The EU is far more nervous about level playing field issues with the UK than it is with a country such as Canada because the UK is much closer geographically and a far larger trading partner, so it poses a much greater competitive threat.
And the less likely it is a trade deal can be done relatively quickly in the future, the more likely it is the EU will stick rigidly to the terms of the backstop.
“What we cannot do, and will not do, is replace a legal guarantee with a promise,” said the Irish Prime Minister, Leo Varadkar, at a press conference with Boris Johnson in Dublin this week.
There is also a sense from those involved in the talks the UK’s desire for a looser relationship involves not just economic issues but defence and security too.
All of this exasperates the EU.
There is plenty of churn behind the scenes but little certainty about anything.
Philip Rycroft, who was until recently the permanent secretary at the Department for Exiting the European Union, says it will be very difficult to get a deal done by mid-October.
“I think it is possible,” he says, “but I don’t see the other 26 countries ignoring the interests of Ireland… and time is crushingly tight.”
If the EU were to shift position on any issue, it would want some degree of confidence a new deal could win the approval of the UK Parliament.

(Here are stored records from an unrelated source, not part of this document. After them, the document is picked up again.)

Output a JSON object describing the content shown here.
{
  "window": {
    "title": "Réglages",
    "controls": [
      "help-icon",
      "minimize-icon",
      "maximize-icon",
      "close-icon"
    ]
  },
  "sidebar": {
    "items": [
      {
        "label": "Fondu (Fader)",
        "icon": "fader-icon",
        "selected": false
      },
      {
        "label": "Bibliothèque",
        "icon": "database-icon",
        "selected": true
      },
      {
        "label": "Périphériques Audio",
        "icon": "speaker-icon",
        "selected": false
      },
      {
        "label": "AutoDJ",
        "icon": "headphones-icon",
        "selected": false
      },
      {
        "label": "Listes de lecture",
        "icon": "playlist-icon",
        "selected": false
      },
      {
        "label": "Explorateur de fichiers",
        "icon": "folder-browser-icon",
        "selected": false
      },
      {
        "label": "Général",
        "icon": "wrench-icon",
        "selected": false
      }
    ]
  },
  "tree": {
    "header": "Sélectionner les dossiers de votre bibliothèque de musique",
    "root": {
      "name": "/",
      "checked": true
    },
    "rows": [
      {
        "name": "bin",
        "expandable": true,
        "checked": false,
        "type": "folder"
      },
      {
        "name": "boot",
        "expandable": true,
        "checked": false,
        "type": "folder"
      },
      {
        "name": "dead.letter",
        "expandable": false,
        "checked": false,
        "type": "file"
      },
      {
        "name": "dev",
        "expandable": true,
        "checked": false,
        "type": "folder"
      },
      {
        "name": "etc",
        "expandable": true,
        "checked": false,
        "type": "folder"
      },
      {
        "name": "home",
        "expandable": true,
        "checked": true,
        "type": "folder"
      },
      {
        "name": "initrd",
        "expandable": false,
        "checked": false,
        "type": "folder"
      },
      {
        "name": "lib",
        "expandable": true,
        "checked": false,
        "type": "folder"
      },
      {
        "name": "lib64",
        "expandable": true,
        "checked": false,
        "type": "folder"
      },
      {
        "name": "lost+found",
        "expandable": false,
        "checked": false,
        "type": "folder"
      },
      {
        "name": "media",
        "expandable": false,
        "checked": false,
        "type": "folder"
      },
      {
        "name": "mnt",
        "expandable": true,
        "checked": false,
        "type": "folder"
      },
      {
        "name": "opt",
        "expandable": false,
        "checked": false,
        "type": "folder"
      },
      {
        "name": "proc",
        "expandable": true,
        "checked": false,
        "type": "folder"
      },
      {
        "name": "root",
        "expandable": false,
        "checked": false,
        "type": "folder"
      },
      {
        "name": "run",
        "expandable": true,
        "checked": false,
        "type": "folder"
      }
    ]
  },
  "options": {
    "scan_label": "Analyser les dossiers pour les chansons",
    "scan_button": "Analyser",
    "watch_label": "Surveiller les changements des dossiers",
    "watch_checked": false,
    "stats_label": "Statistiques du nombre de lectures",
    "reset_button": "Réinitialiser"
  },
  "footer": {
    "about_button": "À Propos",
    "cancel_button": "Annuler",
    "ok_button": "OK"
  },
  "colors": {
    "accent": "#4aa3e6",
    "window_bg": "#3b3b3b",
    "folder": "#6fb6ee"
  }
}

That could mean waiting for a general election – but if anything is going to be achieved in these talks, it is going to have to happen pretty quickly.